Here is a picture of a 1200 amp main service disconnect. I had to shut down the service to add a subservice. During the scheduled shutdown I had everything ready to go when I tried to shut off the disconnect. Everyone can attest to how hard it is sometimes to throw the handle on large disconnects,but this was hard. I tried once, twice, even had someone help me. I then opened the disconnect door only to have my heart stop when I saw this.
The 500's were run up the side of the handle right through the mechanism attached to the handle. The cables were actually preventing the handle from going down. I thank my lucky stars I stopped and looked before providing the force needed to go through the insulation. The funny thing was they left the entire side of the disconnect free of cables. I think they were short on the one phase.
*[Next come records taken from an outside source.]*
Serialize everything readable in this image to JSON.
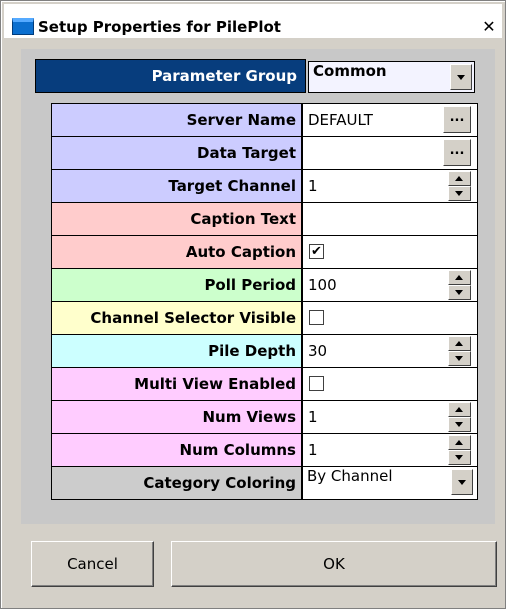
{
  "window": {
    "title": "Setup Properties for PilePlot",
    "close_glyph": "✕"
  },
  "parameter_group": {
    "label": "Parameter Group",
    "value": "Common"
  },
  "rows": [
    {
      "label": "Server Name",
      "value": "DEFAULT",
      "control": "ellipsis",
      "color": "#ccccff"
    },
    {
      "label": "Data Target",
      "value": "",
      "control": "ellipsis",
      "color": "#ccccff"
    },
    {
      "label": "Target Channel",
      "value": "1",
      "control": "spin",
      "color": "#ccccff"
    },
    {
      "label": "Caption Text",
      "value": "",
      "control": "text",
      "color": "#ffcccc"
    },
    {
      "label": "Auto Caption",
      "checked": true,
      "control": "checkbox",
      "color": "#ffcccc"
    },
    {
      "label": "Poll Period",
      "value": "100",
      "control": "spin",
      "color": "#ccffcc"
    },
    {
      "label": "Channel Selector Visible",
      "checked": false,
      "control": "checkbox",
      "color": "#ffffcc"
    },
    {
      "label": "Pile Depth",
      "value": "30",
      "control": "spin",
      "color": "#ccffff"
    },
    {
      "label": "Multi View Enabled",
      "checked": false,
      "control": "checkbox",
      "color": "#ffccff"
    },
    {
      "label": "Num Views",
      "value": "1",
      "control": "spin",
      "color": "#ffccff"
    },
    {
      "label": "Num Columns",
      "value": "1",
      "control": "spin",
      "color": "#ffccff"
    },
    {
      "label": "Category Coloring",
      "value": "By Channel",
      "control": "dropdown",
      "color": "#cccccc"
    }
  ],
  "ellipsis_glyph": "...",
  "check_glyph": "✔",
  "buttons": {
    "cancel": "Cancel",
    "ok": "OK"
  }
}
Thanks. I've often looked at the listed systems used by places like Bermuda, the Bahamas and so on where they use 120V for small appliances and wondered whether they follow standard American practice in their distribution, color codes, circuit arrangements, etc.
If you have any more info on how things differ in the islands, perhaps it would make an interesting thread? (Subtle hint... )
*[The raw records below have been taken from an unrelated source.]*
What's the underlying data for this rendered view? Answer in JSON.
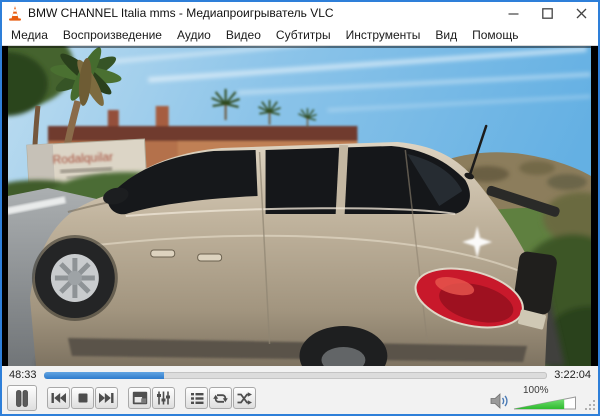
{
  "window": {
    "title": "BMW CHANNEL Italia mms - Медиапроигрыватель VLC",
    "app_icon": "vlc-cone"
  },
  "menu": {
    "items": [
      {
        "label": "Медиа"
      },
      {
        "label": "Воспроизведение"
      },
      {
        "label": "Аудио"
      },
      {
        "label": "Видео"
      },
      {
        "label": "Субтитры"
      },
      {
        "label": "Инструменты"
      },
      {
        "label": "Вид"
      },
      {
        "label": "Помощь"
      }
    ]
  },
  "video": {
    "description": "car driving on road past palm trees and building",
    "sign_line1": "Rodalquilar"
  },
  "seekbar": {
    "elapsed": "48:33",
    "total": "3:22:04",
    "progress_pct": 24
  },
  "toolbar": {
    "buttons": [
      "pause",
      "previous",
      "stop",
      "next",
      "fullscreen",
      "extended-settings",
      "playlist",
      "loop",
      "random"
    ]
  },
  "volume": {
    "percent_label": "100%",
    "level_pct": 80
  },
  "colors": {
    "accent_border": "#2e7fd9",
    "seek_fill": "#3f88d8",
    "volume_green": "#4ed34e",
    "titlebar_bg": "#ffffff",
    "toolbar_bg": "#f2f2f2"
  }
}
Re: Scared the %^$& out of me!#113490 06/16/0204:28 PM06/16/0204:28 PM
Pauluk: Some info on Bahamas. They adopt a 120/208 480/277 style. They predominently use the Canadian Electrical code with some little qwirks of their own. It is a 60 hz system delivered by 2 huge diesel generators located in Nassau. Power outages are not uncommon but all major resorts have an extensive backup systems. Aside from the British phasing system of the utility they use Black,Red,Blue and Brown,Orange,Yellow.(yes Black,Red,Blue..weird huh?) Maintence is very important there. The Salt air eats and corrodes EVERYTHING! I wonder if Florida is the same way. PVC is very popular. Skill level of local electricians is...uh..SCARY.
Re: Scared the %^$& out of me!#113491 06/17/0205:34 AM06/17/0205:34 AM
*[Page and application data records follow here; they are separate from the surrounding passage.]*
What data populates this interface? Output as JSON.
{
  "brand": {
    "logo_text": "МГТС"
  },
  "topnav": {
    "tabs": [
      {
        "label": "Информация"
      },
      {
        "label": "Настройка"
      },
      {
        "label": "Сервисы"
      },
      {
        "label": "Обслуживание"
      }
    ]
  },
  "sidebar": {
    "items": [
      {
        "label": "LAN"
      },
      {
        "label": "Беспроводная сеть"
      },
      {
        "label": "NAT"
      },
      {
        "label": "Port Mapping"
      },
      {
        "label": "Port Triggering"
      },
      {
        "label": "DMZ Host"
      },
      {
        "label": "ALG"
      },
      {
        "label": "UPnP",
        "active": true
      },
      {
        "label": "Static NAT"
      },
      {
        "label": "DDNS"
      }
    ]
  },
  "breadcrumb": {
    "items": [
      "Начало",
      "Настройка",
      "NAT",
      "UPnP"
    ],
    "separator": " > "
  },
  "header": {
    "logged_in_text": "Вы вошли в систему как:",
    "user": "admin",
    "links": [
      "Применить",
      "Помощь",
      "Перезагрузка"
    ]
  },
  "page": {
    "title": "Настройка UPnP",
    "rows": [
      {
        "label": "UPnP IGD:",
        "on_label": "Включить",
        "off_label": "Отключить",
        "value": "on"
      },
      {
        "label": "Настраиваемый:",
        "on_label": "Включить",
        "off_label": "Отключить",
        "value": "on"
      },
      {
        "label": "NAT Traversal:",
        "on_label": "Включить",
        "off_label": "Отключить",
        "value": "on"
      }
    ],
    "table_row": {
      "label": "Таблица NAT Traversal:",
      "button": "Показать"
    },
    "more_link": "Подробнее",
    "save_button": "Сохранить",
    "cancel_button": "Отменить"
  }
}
I'm on the English coast, and we have a similar problem with the salty atmosphere, although without the humidity. (And the temperatures are much lower, too .)
If the utility uses British phase colors, do they stick with American white/gray neutral, or do they use the British black for neutral? If the latter, I reckon it could get rather confusing where it changes to the other system!
Re: Scared the %^$& out of me!#113492 06/17/0211:24 PM06/17/0211:24 PM
Although it won't help pinched insulation, above 600V, using one, two and three white bands is fairly unambiguous. Had an unbelievably cheap outfit that used 1-2-0 bands alternated with 0-1-2 bands. Two different foremen had a tiff and wouldn't talk to each other. It took ~6 months for the plant electricians to figure out what had happened. Rolled phases don’t work too well on double-ended unit substations.
Re: Scared the %^$& out of me!#113493 09/12/0210:44 PM09/12/0210:44 PM
Getting back to the original question: Does it seem to you that little or no attention is given by manufacturers as to where the wires will go? Isn't it almost routine to find neutral and ground bard buried under the hot wires? So many disconnects that are capable of taking 100 amp fuses are not able to handle #2 wire.